■ **EXERCISE BRIEF**: Whenever a line below mentions the word "コンシューマー向け通信機器", that line should be copied.

[Extracted records]

**********

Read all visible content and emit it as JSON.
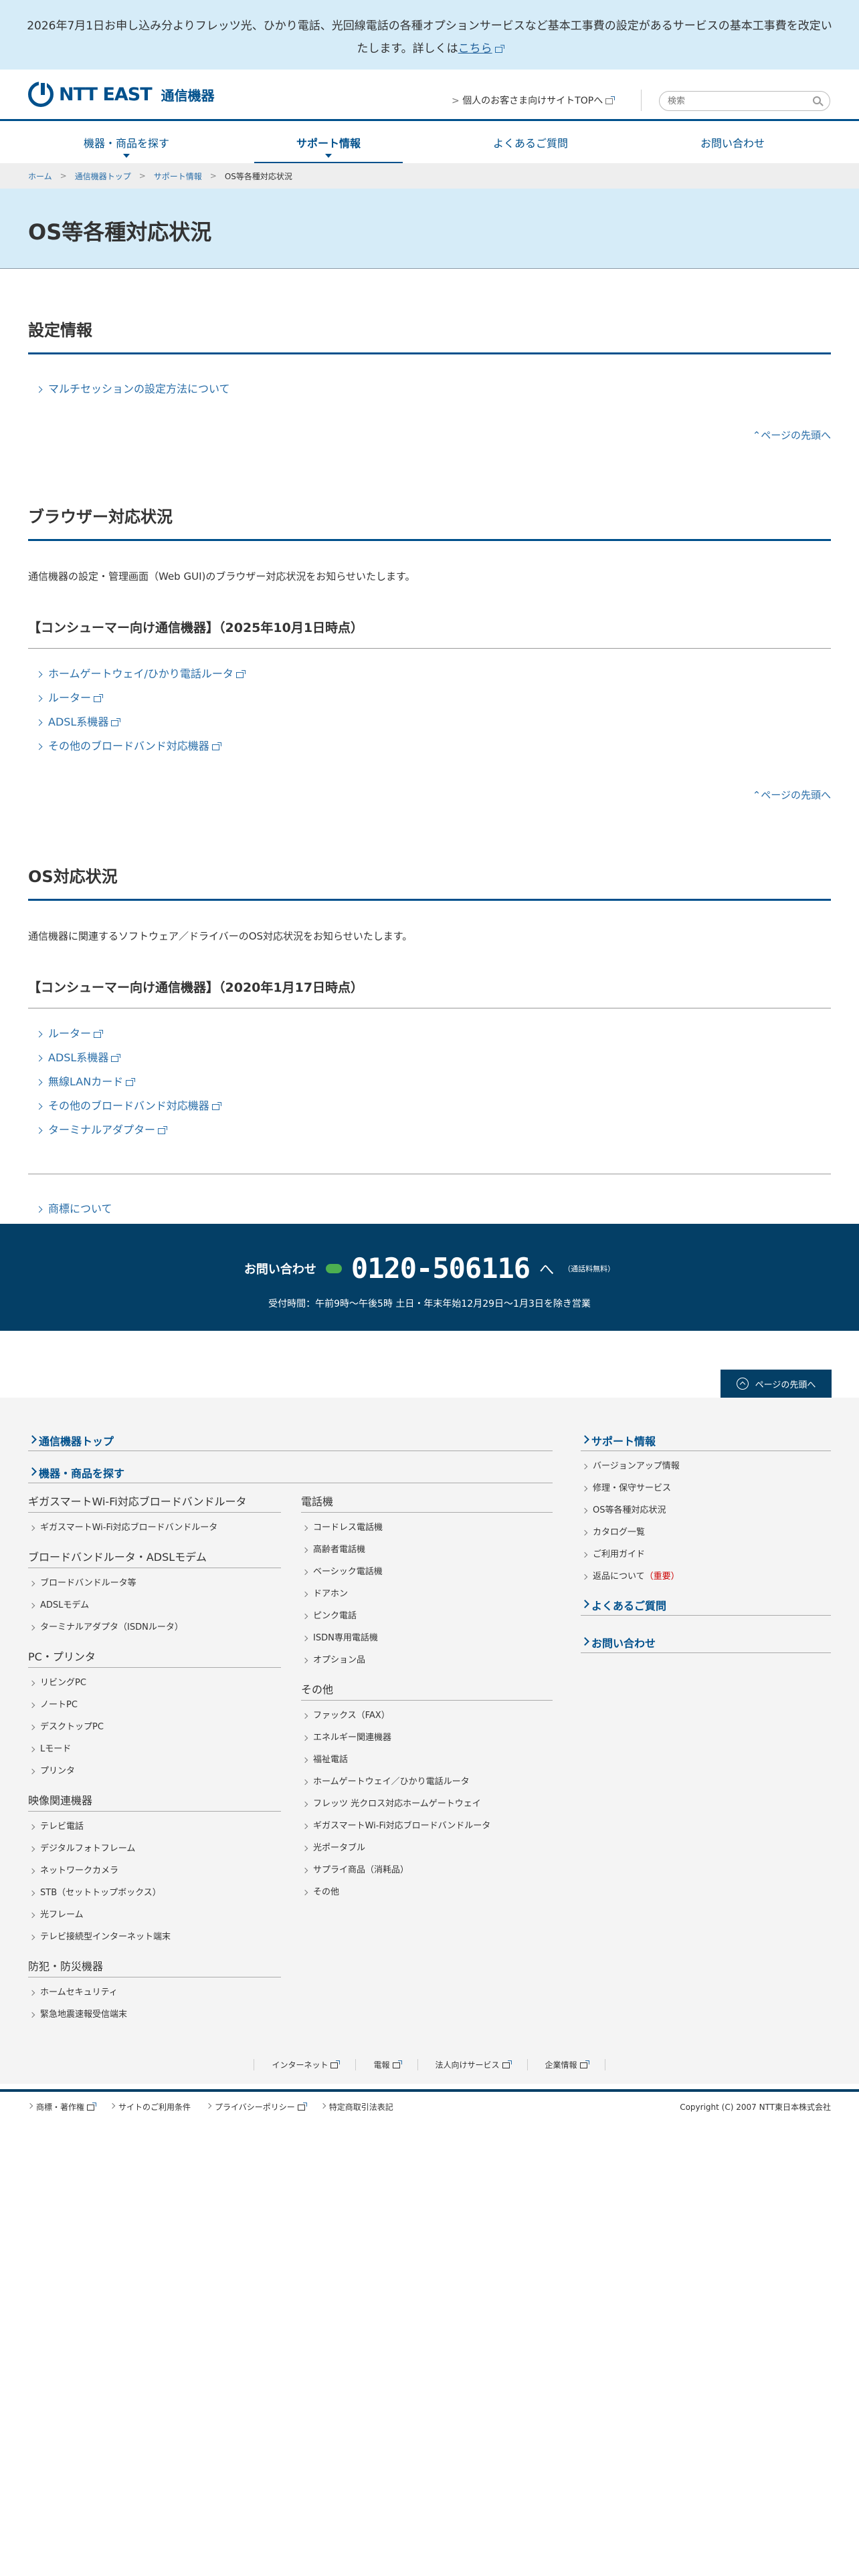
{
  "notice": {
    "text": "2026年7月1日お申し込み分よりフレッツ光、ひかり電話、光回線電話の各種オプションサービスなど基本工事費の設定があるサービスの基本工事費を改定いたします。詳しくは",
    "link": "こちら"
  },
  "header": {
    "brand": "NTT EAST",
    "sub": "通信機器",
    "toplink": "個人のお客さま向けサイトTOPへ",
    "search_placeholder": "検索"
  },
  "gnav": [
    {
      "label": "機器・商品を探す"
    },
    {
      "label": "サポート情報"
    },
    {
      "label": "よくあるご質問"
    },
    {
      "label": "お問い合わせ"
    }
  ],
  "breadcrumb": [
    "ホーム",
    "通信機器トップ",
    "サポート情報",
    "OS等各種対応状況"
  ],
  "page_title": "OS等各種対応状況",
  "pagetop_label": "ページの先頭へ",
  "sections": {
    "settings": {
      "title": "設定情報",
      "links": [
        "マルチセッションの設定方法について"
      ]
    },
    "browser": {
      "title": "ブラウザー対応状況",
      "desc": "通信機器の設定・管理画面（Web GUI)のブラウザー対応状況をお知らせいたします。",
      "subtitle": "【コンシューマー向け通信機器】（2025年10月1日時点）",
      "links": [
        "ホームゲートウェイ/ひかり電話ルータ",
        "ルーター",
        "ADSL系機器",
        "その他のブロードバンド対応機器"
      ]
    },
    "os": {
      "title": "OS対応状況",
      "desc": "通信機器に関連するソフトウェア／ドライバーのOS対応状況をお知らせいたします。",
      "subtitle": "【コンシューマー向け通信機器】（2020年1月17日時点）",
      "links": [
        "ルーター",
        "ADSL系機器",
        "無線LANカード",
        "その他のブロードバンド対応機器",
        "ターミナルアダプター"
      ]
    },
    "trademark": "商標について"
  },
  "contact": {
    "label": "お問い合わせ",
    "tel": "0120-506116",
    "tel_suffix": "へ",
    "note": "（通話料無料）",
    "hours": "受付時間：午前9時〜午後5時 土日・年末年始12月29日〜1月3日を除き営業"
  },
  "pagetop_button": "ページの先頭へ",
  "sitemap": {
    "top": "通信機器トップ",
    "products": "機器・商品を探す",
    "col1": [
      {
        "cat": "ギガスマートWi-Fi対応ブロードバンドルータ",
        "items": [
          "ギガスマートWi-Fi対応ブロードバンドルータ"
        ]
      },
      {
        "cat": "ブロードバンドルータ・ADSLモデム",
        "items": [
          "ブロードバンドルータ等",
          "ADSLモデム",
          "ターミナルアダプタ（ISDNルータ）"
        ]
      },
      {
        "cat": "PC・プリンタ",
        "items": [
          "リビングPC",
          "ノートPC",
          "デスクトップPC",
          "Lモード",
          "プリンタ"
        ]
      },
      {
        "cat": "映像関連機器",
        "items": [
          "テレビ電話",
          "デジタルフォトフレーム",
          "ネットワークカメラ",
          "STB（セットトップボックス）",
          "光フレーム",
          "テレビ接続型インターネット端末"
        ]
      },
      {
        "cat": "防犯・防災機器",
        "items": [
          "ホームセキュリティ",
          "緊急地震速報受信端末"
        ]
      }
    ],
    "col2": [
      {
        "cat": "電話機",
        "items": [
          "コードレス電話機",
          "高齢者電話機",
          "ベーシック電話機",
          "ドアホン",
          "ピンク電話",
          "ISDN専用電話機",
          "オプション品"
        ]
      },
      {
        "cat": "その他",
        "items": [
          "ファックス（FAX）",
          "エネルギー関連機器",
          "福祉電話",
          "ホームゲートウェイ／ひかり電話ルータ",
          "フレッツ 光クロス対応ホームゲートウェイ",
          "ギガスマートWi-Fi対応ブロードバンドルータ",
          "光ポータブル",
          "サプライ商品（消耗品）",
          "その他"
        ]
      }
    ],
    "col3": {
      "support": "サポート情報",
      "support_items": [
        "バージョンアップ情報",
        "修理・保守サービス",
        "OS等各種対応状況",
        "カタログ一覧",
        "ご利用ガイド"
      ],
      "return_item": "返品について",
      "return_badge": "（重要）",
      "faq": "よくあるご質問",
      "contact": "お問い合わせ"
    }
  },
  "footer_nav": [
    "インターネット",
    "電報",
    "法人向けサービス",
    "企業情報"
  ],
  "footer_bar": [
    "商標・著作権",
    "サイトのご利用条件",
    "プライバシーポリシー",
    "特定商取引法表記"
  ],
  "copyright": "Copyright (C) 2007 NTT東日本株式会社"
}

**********

■ **SOLUTION FOR THIS PROBLEM**:
      "subtitle": "【コンシューマー向け通信機器】（2025年10月1日時点）",
      "subtitle": "【コンシューマー向け通信機器】（2020年1月17日時点）",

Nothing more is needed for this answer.